(Available records Opens)
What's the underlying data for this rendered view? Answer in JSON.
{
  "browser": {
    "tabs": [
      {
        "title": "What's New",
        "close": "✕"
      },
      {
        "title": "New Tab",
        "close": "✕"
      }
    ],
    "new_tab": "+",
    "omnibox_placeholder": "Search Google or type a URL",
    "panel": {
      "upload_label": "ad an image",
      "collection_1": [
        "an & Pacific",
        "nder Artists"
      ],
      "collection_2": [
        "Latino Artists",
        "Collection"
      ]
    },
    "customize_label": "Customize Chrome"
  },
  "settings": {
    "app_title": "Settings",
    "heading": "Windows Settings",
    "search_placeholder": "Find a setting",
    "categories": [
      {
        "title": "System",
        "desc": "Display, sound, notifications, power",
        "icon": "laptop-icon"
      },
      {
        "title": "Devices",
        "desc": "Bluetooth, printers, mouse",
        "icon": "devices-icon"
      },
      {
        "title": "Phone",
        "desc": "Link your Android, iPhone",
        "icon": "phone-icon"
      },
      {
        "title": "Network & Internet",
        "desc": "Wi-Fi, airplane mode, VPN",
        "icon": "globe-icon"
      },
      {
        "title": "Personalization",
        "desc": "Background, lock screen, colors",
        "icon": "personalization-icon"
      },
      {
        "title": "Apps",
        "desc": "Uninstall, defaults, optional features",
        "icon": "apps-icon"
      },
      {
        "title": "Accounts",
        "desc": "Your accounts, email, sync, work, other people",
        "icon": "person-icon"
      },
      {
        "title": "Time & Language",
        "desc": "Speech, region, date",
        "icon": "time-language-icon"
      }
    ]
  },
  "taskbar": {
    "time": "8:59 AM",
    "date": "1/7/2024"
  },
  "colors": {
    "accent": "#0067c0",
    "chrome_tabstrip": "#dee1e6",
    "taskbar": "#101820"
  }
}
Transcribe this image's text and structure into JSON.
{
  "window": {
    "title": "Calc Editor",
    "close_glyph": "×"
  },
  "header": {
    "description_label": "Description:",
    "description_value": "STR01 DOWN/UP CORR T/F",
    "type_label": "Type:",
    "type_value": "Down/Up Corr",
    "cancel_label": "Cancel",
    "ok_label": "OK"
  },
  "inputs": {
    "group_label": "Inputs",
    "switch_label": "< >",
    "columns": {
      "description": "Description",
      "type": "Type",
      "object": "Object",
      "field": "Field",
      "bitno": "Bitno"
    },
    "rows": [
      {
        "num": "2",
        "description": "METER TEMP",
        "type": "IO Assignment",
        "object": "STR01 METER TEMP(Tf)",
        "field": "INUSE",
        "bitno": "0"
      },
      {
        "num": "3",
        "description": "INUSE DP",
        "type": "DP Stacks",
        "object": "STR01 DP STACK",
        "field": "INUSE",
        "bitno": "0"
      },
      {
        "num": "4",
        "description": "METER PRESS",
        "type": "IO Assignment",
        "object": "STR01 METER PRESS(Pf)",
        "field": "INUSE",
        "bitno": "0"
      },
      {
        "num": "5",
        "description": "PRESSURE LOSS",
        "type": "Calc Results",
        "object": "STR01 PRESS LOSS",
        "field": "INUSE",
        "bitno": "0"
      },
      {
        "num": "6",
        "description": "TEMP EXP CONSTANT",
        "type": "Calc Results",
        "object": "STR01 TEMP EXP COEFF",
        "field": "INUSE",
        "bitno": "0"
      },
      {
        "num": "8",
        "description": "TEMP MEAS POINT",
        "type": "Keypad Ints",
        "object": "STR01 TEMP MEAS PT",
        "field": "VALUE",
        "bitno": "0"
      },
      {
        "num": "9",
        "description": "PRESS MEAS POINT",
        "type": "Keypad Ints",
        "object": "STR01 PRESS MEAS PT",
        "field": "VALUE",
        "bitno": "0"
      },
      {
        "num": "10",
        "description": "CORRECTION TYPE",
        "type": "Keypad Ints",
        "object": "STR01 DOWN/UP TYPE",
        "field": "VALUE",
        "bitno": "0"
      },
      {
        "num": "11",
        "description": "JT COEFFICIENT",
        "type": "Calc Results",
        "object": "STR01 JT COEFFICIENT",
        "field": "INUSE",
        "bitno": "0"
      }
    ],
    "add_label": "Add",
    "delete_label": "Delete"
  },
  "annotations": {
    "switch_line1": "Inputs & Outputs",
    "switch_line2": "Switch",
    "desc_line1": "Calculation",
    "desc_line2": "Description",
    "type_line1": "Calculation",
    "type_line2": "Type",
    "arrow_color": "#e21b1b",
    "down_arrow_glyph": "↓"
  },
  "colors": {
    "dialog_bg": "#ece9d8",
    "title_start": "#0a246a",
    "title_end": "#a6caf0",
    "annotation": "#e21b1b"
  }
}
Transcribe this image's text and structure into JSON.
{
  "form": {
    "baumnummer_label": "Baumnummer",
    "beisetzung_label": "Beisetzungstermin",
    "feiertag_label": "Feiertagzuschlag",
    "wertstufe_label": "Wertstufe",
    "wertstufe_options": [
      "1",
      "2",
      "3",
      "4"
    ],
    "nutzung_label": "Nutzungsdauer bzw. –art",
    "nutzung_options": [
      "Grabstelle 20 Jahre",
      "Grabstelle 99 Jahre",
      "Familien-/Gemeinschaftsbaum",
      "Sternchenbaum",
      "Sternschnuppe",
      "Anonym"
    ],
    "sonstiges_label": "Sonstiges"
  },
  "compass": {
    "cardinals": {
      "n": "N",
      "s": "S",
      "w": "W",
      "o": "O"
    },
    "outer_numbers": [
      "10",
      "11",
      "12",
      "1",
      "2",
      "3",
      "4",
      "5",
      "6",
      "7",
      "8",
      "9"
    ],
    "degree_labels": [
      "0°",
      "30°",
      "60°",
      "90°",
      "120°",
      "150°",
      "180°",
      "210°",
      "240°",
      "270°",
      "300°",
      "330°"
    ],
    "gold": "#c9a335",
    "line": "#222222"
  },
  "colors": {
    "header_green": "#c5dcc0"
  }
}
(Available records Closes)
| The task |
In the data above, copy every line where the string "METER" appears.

| Reply to the task |
        "description": "METER TEMP",
        "object": "STR01 METER TEMP(Tf)",
        "description": "METER PRESS",
        "object": "STR01 METER PRESS(Pf)",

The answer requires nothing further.